Community Research and Development Information Service - CORDIS

FP7

i-Tex Result In Brief

Project ID: 288262
Funded under: FP7-ICT
Country: Netherlands

Led-embedded textiles soon to reach the market

An EU-funded project aiming to develop market-ready light-embedded textiles has completed in the form of a joint venture between two of the project partners: Philips and Sioen. Together they hope to release new products within the next six months.
Led-embedded textiles soon to reach the market
Whilst led-lighting was a technological revolution is its own right, it has so far failed to result in a totally new generation of products that breaks with previous design tradition. A way to change this would be to bring to market flexible lighting systems that would remove most existing barriers to designers’ creativity, and that’s precisely what Philips and Sioen — along with research centers under the I-TEX (Intelligent and luminous textiles) project — have been working on since 2011.

‘This is not a project just for the sake of presenting a nice gadget at a conference or exhibition’, says Dr. Bert Groenendaal, R&D project coordinator at Sioen. ‘Our objective is to come up with a product and even create new product segments: Philips concentrates on light-embedded textile for decorative or functional lighting systems, whereas we focus on light integration in the likes of trailer curtains or tents.’

Another central difference between I-TEX and previous attempts to embed lights in textiles is the size of the developed products. ‘Before I-TEX there was already some kind of state-of-the-art where people has already started to look at different ways to achieve this, but it was rather for A4-sized prototypes without a specific application in mind. We, on the other hand, wanted to show that such products can also be produced at a larger scale. We managed to reach sizes of around 10 meters square of LED-embedded substrates and can even play around with led concentrations depending on size and foreseen applications’, says Dr Groenendaal.

Although the project was only granted EU-funding in 2011, Philips and Sioen had already started looking into various options over the previous year. They were then joined by three other partners: Fraunhofer, IFTH and the Technical University of Eindhoven. Soon, the new consortium identified the energy-efficient LED technology as being the most promising option for I-TEX: ‘We tried different types of LEDS, from low to high power’, explains Dr Groenendaal. ‘Then we looked at the different types of coatings that could be applied to add optical functionality, mechanical strength and waterproofing to the systems. The coatings had to be stable and some were not appropriate as they slowly degraded in time, so we put a lot of work into that.’

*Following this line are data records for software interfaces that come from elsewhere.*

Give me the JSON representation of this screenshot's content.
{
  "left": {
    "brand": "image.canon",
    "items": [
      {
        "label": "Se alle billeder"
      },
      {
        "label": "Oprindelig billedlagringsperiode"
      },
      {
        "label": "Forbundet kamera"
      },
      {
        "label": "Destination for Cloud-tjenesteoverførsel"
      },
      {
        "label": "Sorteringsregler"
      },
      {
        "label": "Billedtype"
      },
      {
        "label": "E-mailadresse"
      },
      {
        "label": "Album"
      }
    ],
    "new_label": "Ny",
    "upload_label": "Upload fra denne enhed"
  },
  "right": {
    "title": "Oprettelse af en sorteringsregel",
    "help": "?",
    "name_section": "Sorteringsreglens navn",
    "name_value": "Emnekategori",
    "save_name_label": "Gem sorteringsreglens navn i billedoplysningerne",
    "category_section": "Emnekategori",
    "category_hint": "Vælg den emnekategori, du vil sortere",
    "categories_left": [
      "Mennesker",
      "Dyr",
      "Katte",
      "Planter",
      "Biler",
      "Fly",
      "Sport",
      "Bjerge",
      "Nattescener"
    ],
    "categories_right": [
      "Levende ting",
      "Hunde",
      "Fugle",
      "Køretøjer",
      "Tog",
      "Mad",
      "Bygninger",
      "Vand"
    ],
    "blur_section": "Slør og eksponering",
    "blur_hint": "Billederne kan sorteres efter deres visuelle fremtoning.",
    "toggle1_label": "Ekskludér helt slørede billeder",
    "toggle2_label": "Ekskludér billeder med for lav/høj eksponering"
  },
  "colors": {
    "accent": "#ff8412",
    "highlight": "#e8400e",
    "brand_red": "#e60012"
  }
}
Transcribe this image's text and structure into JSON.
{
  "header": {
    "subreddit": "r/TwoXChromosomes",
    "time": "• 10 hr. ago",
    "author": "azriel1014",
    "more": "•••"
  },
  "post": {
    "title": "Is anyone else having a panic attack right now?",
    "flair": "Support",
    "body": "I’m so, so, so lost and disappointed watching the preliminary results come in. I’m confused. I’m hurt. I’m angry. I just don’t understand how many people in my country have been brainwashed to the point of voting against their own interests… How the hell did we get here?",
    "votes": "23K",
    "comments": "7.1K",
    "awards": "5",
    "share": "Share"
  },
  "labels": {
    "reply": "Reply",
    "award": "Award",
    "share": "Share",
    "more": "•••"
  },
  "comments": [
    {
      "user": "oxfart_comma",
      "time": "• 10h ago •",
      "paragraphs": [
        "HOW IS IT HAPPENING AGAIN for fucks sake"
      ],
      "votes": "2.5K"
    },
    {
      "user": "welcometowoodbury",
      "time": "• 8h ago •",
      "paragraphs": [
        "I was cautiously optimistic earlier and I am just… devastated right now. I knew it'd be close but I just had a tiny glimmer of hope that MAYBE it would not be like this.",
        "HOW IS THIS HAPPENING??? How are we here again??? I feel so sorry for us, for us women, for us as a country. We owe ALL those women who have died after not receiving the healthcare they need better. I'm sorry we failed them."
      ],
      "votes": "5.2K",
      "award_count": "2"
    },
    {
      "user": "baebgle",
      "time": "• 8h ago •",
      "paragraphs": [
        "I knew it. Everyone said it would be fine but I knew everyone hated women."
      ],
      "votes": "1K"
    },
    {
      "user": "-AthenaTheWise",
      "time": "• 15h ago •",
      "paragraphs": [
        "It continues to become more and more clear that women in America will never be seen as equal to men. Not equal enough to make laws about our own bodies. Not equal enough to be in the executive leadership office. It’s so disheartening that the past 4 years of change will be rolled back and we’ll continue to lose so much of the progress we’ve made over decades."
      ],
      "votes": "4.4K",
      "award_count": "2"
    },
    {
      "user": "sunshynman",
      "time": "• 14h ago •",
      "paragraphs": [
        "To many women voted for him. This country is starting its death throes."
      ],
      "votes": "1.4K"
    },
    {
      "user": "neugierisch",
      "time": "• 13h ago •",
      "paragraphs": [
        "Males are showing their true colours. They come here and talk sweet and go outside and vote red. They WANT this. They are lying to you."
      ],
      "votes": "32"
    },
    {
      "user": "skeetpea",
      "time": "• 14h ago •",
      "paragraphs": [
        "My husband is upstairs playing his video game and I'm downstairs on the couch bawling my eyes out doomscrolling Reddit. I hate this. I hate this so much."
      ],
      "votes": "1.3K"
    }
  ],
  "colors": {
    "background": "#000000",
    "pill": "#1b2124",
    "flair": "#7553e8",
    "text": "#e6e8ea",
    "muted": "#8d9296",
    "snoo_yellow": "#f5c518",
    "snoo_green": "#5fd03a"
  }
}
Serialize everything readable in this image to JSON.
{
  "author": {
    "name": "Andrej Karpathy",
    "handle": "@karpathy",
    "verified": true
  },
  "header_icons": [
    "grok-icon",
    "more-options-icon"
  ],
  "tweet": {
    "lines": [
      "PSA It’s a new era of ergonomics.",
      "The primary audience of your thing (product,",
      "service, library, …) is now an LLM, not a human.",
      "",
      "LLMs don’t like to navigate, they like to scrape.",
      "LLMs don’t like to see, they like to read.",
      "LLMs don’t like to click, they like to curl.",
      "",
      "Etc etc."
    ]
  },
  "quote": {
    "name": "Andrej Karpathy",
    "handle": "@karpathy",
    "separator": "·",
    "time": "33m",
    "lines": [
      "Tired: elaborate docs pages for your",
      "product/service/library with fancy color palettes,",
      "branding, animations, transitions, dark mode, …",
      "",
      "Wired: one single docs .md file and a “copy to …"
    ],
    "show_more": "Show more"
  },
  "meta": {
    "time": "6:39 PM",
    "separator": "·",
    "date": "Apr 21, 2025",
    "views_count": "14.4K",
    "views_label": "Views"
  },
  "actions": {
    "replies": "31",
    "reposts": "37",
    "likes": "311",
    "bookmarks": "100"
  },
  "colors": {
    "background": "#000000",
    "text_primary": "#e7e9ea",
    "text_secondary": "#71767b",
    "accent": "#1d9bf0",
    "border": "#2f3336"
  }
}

Another essential part of the device is the conductors. After experimenting with the likes of copper wires and screen printing, the project finally identified the most efficient solution. Overall, this research phase took two years, after which project partners brought all components together and added infrared and movement sensors to the mix. Unfortunately, the project deadline was reached before the consortium could release its first commercial product.

‘My initial hope was that we would already have a product on the market at this point, but there are still some weak points related to the production process which we have to simplify, so we are currently working on that,’ says Dr. Groenendaal. ‘But we certainly made big steps,’ he adds: ‘Three years is a relatively short period to come up with a totally new technology. Despite this time constraint we received very positive feedback from potential customers. For example products available before I-TEX didn’t include coatings, and as the biggest coated textile company in the world we were able to bring our expertise and truly go beyond the state of the art. The point for us is to make products that are reliable and can be used for years.’

Immediately after the end of the project in May 2015, Philips and Sioen agreed on a joint venture to pick up where I-TEX left off. Dr Groenendaal is hopeful that, within the next six months, the first led-embedded textile industrial prototypes can be developed for some specific markets: ‘We have now chosen specific markets and I hope we will be able to communicate about these developments somewhere next year. We also keep Horizon 2020 in the back of our mind. There are definitely some opportunities there, and if we think that the time is right to incorporate other partners we will certainly do so. In the meantime we want to keep it to a bilateral cooperation, but this could change in the coming months or years depending on our needs,’ he concludes.

Keywords

LED-embedded textiles
Record Number: 182984 / Last updated on: 2016-07-12
Domain: Industrial Technologies